James Peak is a high mountain summit in the Front Range of the Rocky Mountains of North America. The 13,300-foot (4,054 m) thirteener is located on the Continental Divide in the James Peak Wilderness of Arapaho National Forest and Roosevelt National Forest, 5.2 miles (8.4 km) east-southeast (bearing 110°) of the Town of Winter Park, Colorado, United States. The summit is the tripoint of Clear Creek, Gilpin, and Grand counties. The peak is the highest point in Gilpin County and the James Peak Wilderness.[1][2][3]

James Peak is named after Dr. Edwin James, the botanist on Major Stephen H. Long's expedition of 1820. James is the first known person to successfully climb Pikes Peak.[4]

James Peak has a broad south slope that is very popular with hikers. The steep, sheer walls of the east face, offer multiple technical couloirs for snow climbers, skiers, and snowboarders. From south to north, these routes are named 'Bailout', 'Starlight', 'Sky Pilot', 'Shooting Star', and 'Superstar'.[5]

See also[edit]


  1. ^ a b The elevation of James Peak includes an adjustment of +1.789 m (+5.86 ft) from NGVD 29 to NAVD 88.
  2. ^ a b c d e f "James Peak, Colorado". Peakbagger.com. Retrieved October 20, 2014.
  3. ^ a b c "James Peak". Geographic Names Information System. United States Geological Survey. Retrieved October 20, 2014.
  4. ^ Dziezynski, James (1 August 2012). Best Summit Hikes in Colorado: An Opinionated Guide to 50+ Ascents of Classic and Little-Known Peaks from 8,144 to 14,433 Feet.
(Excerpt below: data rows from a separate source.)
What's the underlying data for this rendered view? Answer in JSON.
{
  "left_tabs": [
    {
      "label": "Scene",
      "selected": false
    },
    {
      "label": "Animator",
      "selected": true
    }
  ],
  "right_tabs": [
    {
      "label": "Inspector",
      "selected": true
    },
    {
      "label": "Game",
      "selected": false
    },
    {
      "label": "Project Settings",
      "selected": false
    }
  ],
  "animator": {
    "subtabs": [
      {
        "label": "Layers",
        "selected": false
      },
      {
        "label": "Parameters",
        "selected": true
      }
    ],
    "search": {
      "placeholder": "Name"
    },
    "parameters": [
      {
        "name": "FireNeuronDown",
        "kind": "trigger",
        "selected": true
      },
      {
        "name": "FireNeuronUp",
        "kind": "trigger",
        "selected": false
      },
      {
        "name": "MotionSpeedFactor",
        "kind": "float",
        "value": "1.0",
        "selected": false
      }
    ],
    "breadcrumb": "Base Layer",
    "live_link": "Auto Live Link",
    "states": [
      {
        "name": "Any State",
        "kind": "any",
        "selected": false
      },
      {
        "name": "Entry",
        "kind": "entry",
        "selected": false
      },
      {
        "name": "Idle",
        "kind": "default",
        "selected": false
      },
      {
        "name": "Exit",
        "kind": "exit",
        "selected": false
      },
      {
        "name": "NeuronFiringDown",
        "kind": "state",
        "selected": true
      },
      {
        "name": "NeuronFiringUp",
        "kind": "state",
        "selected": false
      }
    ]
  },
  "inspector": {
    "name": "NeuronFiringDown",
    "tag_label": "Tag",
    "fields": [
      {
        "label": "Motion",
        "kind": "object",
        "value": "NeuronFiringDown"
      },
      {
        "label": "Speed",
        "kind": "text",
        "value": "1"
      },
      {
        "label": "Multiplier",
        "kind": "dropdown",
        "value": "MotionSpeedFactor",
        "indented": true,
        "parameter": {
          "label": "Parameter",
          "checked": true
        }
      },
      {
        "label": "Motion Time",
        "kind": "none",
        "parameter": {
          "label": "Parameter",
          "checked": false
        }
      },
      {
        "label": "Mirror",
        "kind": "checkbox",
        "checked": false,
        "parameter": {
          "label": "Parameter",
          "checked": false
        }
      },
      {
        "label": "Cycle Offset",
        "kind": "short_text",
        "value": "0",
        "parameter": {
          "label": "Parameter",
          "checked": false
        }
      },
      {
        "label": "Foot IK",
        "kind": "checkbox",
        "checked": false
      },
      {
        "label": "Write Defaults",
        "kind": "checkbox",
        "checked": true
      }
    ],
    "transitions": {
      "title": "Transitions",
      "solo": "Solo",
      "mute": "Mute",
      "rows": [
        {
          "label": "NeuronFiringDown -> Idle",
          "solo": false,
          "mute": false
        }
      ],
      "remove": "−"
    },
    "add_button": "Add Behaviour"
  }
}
Wilderness Press. p. 58. ISBN 978-0-89997-713-3.
  5. ^ Bueler, William M (2000). Roof of the Rockies (3rd ed.). Golden Colorado: The Colorado Mountain Club Press. ISBN 9780967146614.

External links[edit]